:: What the exercise asks ::
Report how many lines in the data below hold "this", with no other words.

:: Information given ::
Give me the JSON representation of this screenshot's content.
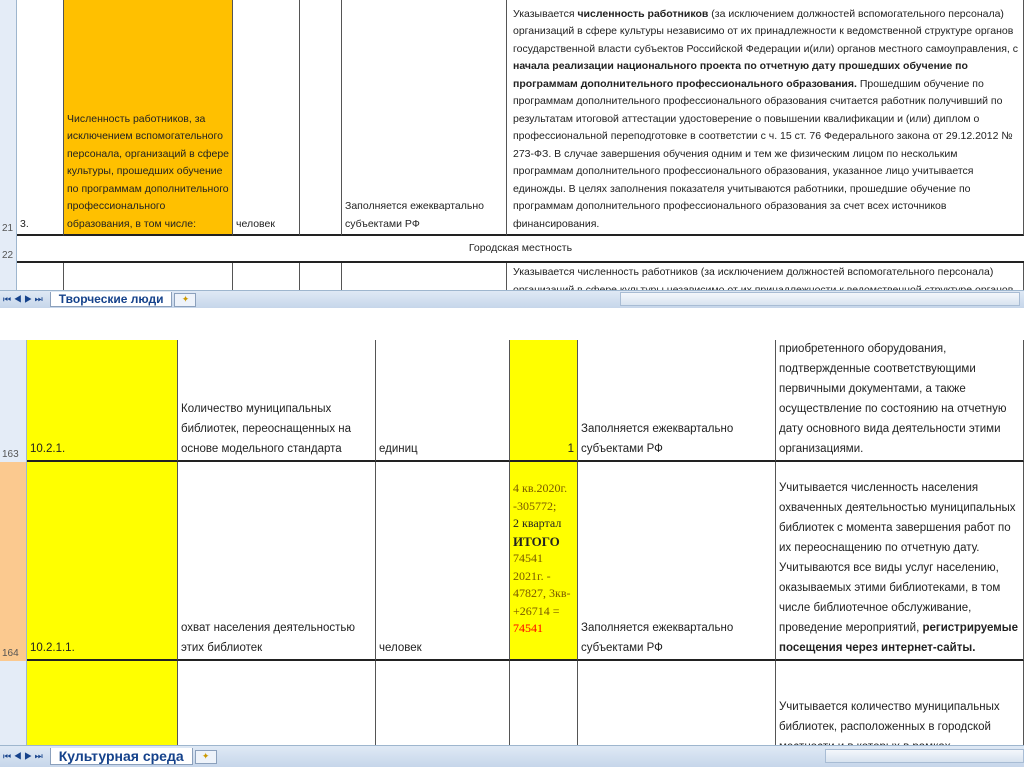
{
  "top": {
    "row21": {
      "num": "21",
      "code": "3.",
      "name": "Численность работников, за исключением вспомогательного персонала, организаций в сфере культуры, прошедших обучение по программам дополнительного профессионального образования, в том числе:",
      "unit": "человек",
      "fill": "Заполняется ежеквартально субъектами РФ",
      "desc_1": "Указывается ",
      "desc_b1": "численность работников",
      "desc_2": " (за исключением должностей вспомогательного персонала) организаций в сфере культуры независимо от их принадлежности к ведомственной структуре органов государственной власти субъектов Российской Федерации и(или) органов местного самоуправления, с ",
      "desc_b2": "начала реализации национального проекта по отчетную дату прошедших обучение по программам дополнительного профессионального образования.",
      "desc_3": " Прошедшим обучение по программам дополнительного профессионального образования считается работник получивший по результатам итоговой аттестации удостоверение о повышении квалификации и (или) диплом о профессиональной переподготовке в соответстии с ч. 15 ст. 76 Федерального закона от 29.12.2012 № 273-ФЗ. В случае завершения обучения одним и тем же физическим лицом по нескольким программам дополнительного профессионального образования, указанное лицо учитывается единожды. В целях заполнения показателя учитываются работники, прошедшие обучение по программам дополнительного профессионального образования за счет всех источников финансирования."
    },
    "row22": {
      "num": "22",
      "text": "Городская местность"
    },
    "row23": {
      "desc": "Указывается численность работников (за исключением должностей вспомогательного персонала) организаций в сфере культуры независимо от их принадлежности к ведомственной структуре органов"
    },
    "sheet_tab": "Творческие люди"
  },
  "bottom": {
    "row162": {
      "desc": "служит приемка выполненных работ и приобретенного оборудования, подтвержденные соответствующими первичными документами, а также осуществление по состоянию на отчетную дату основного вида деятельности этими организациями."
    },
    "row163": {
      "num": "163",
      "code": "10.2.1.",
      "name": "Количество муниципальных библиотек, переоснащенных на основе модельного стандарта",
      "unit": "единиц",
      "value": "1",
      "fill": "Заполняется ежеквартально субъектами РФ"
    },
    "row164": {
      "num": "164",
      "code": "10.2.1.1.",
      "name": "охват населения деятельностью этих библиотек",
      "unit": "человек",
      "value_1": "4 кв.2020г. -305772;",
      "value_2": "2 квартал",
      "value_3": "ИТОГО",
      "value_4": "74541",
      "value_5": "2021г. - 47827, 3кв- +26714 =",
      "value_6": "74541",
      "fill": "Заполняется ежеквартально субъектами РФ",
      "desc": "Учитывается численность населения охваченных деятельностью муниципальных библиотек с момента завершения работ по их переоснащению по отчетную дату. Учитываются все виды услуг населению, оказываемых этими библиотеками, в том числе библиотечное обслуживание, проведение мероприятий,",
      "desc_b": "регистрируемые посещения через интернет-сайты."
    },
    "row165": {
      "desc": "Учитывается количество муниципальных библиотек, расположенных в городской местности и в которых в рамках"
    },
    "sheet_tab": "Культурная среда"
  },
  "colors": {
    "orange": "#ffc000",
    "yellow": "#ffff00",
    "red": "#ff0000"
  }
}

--

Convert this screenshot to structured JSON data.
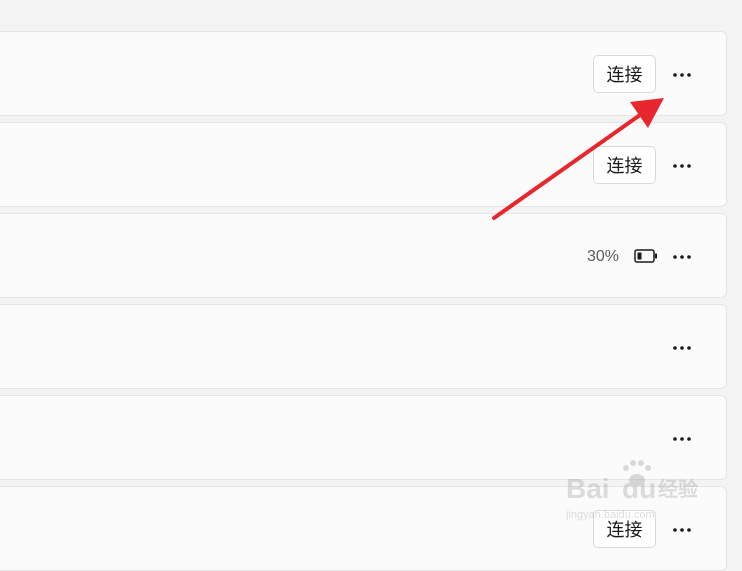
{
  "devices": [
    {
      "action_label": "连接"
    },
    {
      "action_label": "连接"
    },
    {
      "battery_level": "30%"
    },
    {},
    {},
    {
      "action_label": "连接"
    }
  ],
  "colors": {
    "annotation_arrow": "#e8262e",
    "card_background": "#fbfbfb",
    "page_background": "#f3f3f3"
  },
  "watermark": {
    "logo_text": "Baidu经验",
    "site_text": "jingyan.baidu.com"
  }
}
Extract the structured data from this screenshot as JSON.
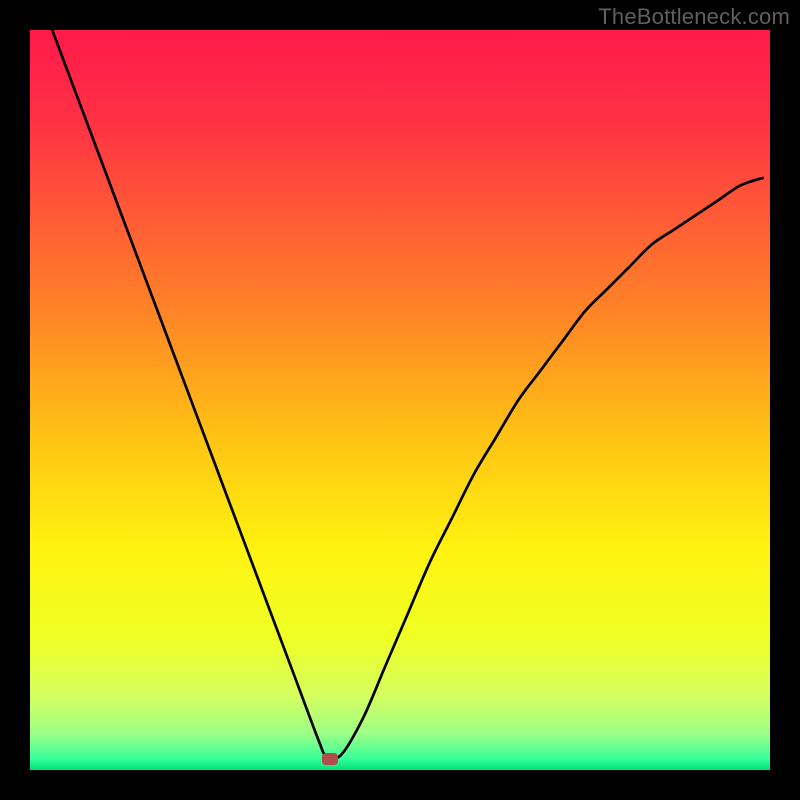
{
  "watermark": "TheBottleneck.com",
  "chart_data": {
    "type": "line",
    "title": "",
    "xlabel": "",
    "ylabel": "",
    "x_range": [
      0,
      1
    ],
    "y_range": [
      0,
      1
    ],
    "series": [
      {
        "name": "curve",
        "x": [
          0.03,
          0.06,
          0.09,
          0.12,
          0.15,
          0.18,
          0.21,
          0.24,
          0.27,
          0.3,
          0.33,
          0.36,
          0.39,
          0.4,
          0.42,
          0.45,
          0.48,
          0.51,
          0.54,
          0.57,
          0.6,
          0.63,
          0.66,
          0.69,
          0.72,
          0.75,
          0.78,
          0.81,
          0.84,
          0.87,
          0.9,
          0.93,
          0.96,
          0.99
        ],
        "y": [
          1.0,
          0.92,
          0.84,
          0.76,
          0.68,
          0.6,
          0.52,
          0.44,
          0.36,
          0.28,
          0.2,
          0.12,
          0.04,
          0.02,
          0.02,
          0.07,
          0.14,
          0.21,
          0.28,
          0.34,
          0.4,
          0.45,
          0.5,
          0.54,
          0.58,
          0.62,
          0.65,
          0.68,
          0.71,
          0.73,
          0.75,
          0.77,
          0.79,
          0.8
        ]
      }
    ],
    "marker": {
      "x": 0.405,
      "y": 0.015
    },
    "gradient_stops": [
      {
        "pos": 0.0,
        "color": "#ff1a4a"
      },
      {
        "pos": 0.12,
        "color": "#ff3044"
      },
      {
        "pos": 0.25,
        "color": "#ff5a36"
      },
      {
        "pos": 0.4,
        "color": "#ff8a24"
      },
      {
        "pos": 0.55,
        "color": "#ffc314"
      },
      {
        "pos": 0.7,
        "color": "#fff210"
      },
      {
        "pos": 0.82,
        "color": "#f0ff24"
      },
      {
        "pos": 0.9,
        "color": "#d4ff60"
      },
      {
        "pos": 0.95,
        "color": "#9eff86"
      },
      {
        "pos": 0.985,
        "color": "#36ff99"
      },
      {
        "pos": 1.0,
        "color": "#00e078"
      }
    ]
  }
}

:: Result of the task ::
3